Self-Efficacy: A Critical Skill for Workers Now and in the Future
I’ve spent a lot of my career focused on talent development – either as a people leader, helping companies attract and retain talent, or – most recently – providing opportunities for youth to figure out what they want to do and how they can get there.
As part of this work, I love to stay abreast of trends related to the “future of work”.
In May 2023, the World Economic Forum released the Future of Jobs Report 2023. There was lots of interesting information (and fuel for future blogs!) but I was struck by what was identified as the most important skills for workers in 2023, and how well JA learning experiences help youth develop those skills.

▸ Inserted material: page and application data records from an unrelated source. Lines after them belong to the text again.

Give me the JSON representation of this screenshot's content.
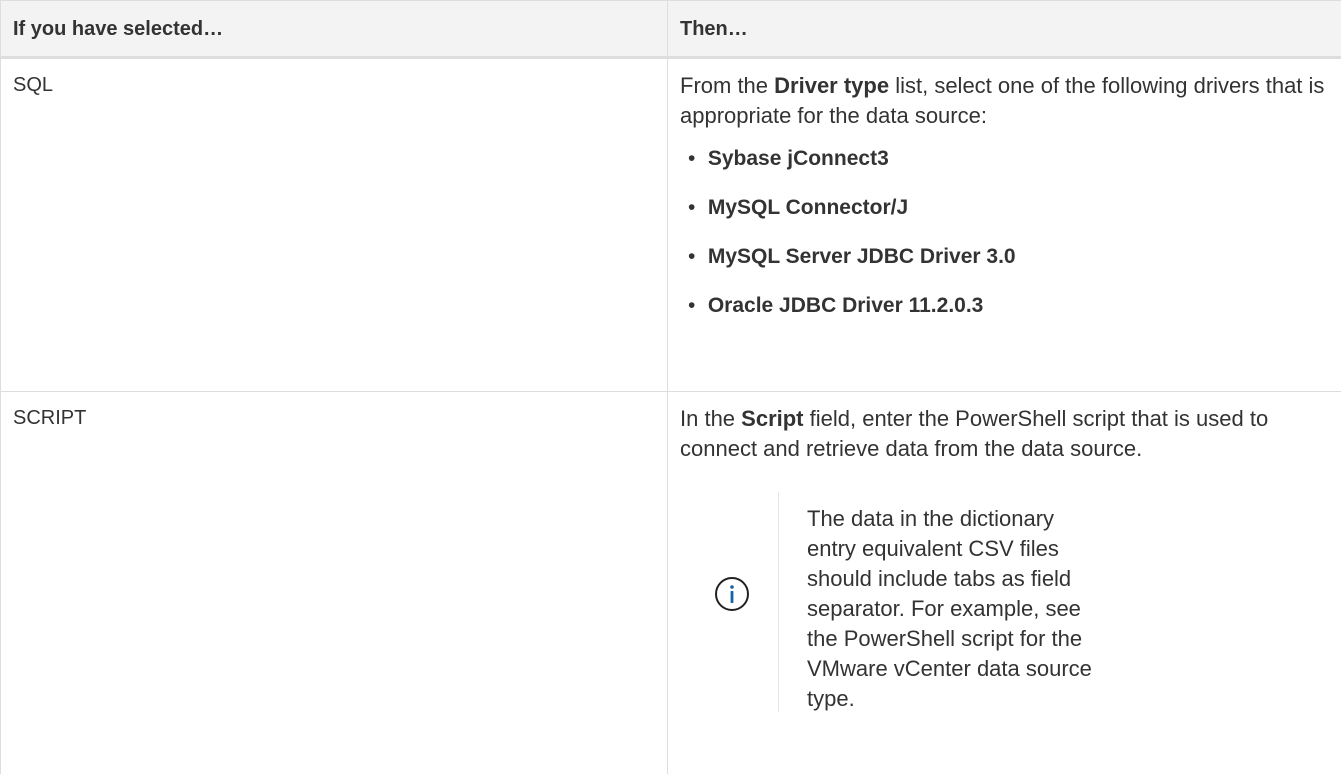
{
  "table": {
    "headers": [
      "If you have selected…",
      "Then…"
    ],
    "rows": [
      {
        "selection": "SQL",
        "intro_prefix": "From the ",
        "intro_bold": "Driver type",
        "intro_suffix": " list, select one of the following drivers that is appropriate for the data source:",
        "drivers": [
          "Sybase jConnect3",
          "MySQL Connector/J",
          "MySQL Server JDBC Driver 3.0",
          "Oracle JDBC Driver 11.2.0.3"
        ]
      },
      {
        "selection": "SCRIPT",
        "intro_prefix": "In the ",
        "intro_bold": "Script",
        "intro_suffix": " field, enter the PowerShell script that is used to connect and retrieve data from the data source.",
        "note": {
          "icon": "info-icon",
          "text": "The data in the dictionary entry equivalent CSV files should include tabs as field separator. For example, see the PowerShell script for the VMware vCenter data source type."
        }
      }
    ]
  },
  "colors": {
    "header_bg": "#f3f3f3",
    "border": "#dddddd",
    "text": "#333333",
    "info_icon": "#1563a3"
  }
}
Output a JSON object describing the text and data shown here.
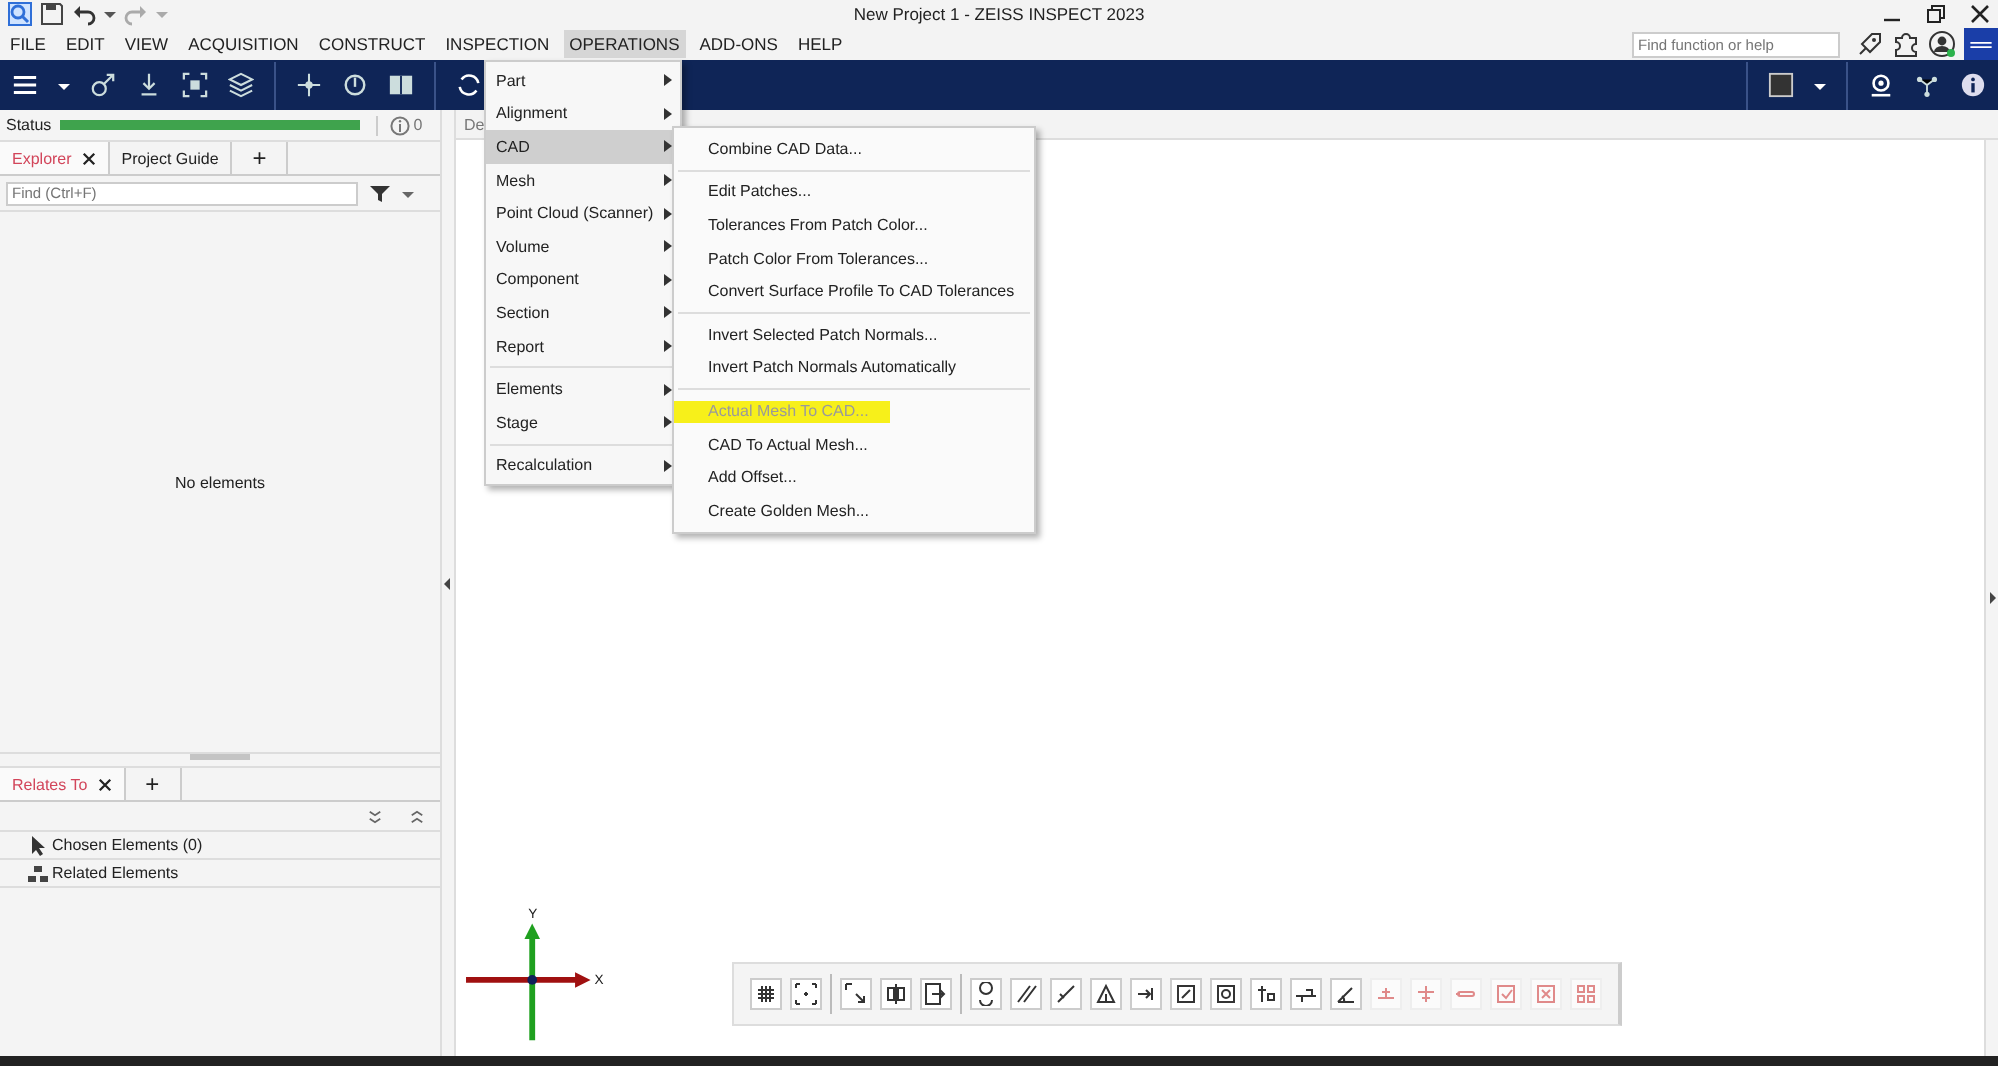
{
  "window": {
    "title": "New Project 1 - ZEISS INSPECT 2023"
  },
  "menu_bar": [
    {
      "label": "FILE",
      "selected": false
    },
    {
      "label": "EDIT",
      "selected": false
    },
    {
      "label": "VIEW",
      "selected": false
    },
    {
      "label": "ACQUISITION",
      "selected": false
    },
    {
      "label": "CONSTRUCT",
      "selected": false
    },
    {
      "label": "INSPECTION",
      "selected": false
    },
    {
      "label": "OPERATIONS",
      "selected": true
    },
    {
      "label": "ADD-ONS",
      "selected": false
    },
    {
      "label": "HELP",
      "selected": false
    }
  ],
  "help_search": {
    "placeholder": "Find function or help"
  },
  "status": {
    "label": "Status",
    "level": 1,
    "count": "0"
  },
  "explorer_tabs": [
    {
      "label": "Explorer",
      "selected": true,
      "closable": true
    },
    {
      "label": "Project Guide",
      "selected": false,
      "closable": false
    }
  ],
  "add_tab": "+",
  "find": {
    "placeholder": "Find (Ctrl+F)"
  },
  "explorer_empty": "No elements",
  "relates_tabs": [
    {
      "label": "Relates To",
      "selected": true,
      "closable": true
    }
  ],
  "relates_rows": [
    {
      "kind": "pointer",
      "label": "Chosen Elements (0)"
    },
    {
      "kind": "tree",
      "label": "Related Elements"
    }
  ],
  "view_tab": "De",
  "operations_menu": [
    [
      {
        "label": "Part",
        "selected": false
      },
      {
        "label": "Alignment",
        "selected": false
      },
      {
        "label": "CAD",
        "selected": true
      },
      {
        "label": "Mesh",
        "selected": false
      },
      {
        "label": "Point Cloud (Scanner)",
        "selected": false
      },
      {
        "label": "Volume",
        "selected": false
      },
      {
        "label": "Component",
        "selected": false
      },
      {
        "label": "Section",
        "selected": false
      },
      {
        "label": "Report",
        "selected": false
      }
    ],
    [
      {
        "label": "Elements",
        "selected": false
      },
      {
        "label": "Stage",
        "selected": false
      }
    ],
    [
      {
        "label": "Recalculation",
        "selected": false
      }
    ]
  ],
  "cad_submenu": [
    [
      {
        "label": "Combine CAD Data...",
        "disabled": false,
        "highlighted": false
      }
    ],
    [
      {
        "label": "Edit Patches...",
        "disabled": false,
        "highlighted": false
      },
      {
        "label": "Tolerances From Patch Color...",
        "disabled": false,
        "highlighted": false
      },
      {
        "label": "Patch Color From Tolerances...",
        "disabled": false,
        "highlighted": false
      },
      {
        "label": "Convert Surface Profile To CAD Tolerances",
        "disabled": false,
        "highlighted": false
      }
    ],
    [
      {
        "label": "Invert Selected Patch Normals...",
        "disabled": false,
        "highlighted": false
      },
      {
        "label": "Invert Patch Normals Automatically",
        "disabled": false,
        "highlighted": false
      }
    ],
    [
      {
        "label": "Actual Mesh To CAD...",
        "disabled": true,
        "highlighted": true
      },
      {
        "label": "CAD To Actual Mesh...",
        "disabled": false,
        "highlighted": false
      },
      {
        "label": "Add Offset...",
        "disabled": false,
        "highlighted": false
      },
      {
        "label": "Create Golden Mesh...",
        "disabled": false,
        "highlighted": false
      }
    ]
  ],
  "axes": {
    "x": "X",
    "y": "Y"
  },
  "view_toolbar": [
    [
      {
        "kind": "grid",
        "disabled": false
      },
      {
        "kind": "fit",
        "disabled": false
      }
    ],
    [
      {
        "kind": "select",
        "disabled": false
      },
      {
        "kind": "split",
        "disabled": false
      },
      {
        "kind": "view",
        "disabled": false
      }
    ],
    [
      {
        "kind": "ring",
        "disabled": false
      },
      {
        "kind": "hatch",
        "disabled": false
      },
      {
        "kind": "line",
        "disabled": false
      },
      {
        "kind": "cone",
        "disabled": false
      },
      {
        "kind": "arrow",
        "disabled": false
      },
      {
        "kind": "square",
        "disabled": false
      },
      {
        "kind": "circle",
        "disabled": false
      },
      {
        "kind": "bars",
        "disabled": false
      },
      {
        "kind": "slider",
        "disabled": false
      },
      {
        "kind": "angle",
        "disabled": false
      },
      {
        "kind": "plane",
        "disabled": true
      },
      {
        "kind": "cross",
        "disabled": true
      },
      {
        "kind": "pill",
        "disabled": true
      },
      {
        "kind": "check",
        "disabled": true
      },
      {
        "kind": "box",
        "disabled": true
      },
      {
        "kind": "dots",
        "disabled": true
      }
    ]
  ]
}
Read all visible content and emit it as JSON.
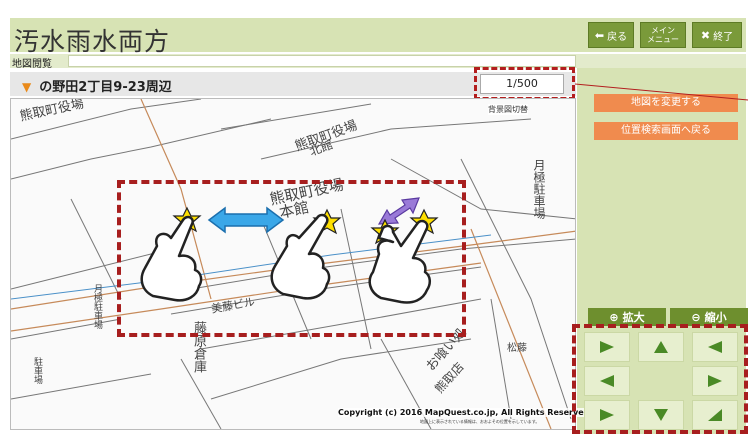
{
  "app": {
    "title": "汚水雨水両方",
    "back_label": "戻る",
    "menu_label": "メイン\nメニュー",
    "exit_label": "終了"
  },
  "subheader": {
    "label": "地図閲覧"
  },
  "location": {
    "title": "の野田2丁目9-23周辺"
  },
  "scale": {
    "value": "1/500"
  },
  "map": {
    "bg_toggle": "背景図切替",
    "copyright": "Copyright (c) 2016 MapQuest.co.jp, All Rights Reserved.",
    "copyright_note": "地図上に表示されている情報は、おおよその位置を示しています。",
    "labels": [
      "熊取町役場",
      "北館",
      "熊取町役場",
      "本館",
      "月極駐車場",
      "藤原倉庫",
      "お喰い処",
      "熊取店",
      "松藤",
      "美藤ビル",
      "駐車場",
      "月極駐車場"
    ]
  },
  "side": {
    "change_map": "地図を変更する",
    "back_to_search": "位置検索画面へ戻る",
    "zoom_in": "拡大",
    "zoom_out": "縮小"
  },
  "colors": {
    "accent": "#7a9a3a",
    "panel": "#d7e3b4",
    "orange": "#f08b4e",
    "dash": "#a71e1e"
  }
}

According to the Future of Jobs report, the top two skills for workers in 2023 are analytical and creative thinking skills. The most important skills all relate to self-efficacy: resilience, flexibility and agility; motivation and self-awareness; and curiosity and lifelong learning.
Albert Bandura and Icek Ajzen pioneered the idea of self-efficacy: that people who believe they will succeed are more likely than others to actually succeed. (You can read more about self-efficacy in Asheesh Advani’s 2017 post here).
In Self-Efficacy: The Exercise of Control, Bandura suggested four ways to increase self-efficacy:
- Mastering skills through hands-on experience
- Observing others with self-efficacy achieve success
- Hearing that others believe in one’s ability to succeed
- Rerouting negative thoughts into positive ones
Through JA’s immersive, hands-on learning experiences, students have an opportunity to master skills – everything from budgeting to starting a business – which is one of the most important ways to develop self-efficacy. I love to see when a student has an “a-ha” moment or shares the sense of satisfaction they’ve achieved by overcoming an obstacle. Those are the signs they’re developing self-efficacy…a vital skill for now and in the future.
As leaders, you may have seen your staff exhibit signs of self-efficacy (probably a lot during the pandemic, but hopefully you’re still seeing them on a regular basis). How do you help them develop those attitudes and behaviours on a regular basis?
Over the coming months, we’ll be posting regular blogs about JA’s three pillars: financial health, work readiness and entrepreneurship. We hope you’ll learn something or be inspired to share our vision of a world in which young people have the skillset and mindset to create thriving communities.
President and CEO
JA South Western Ontario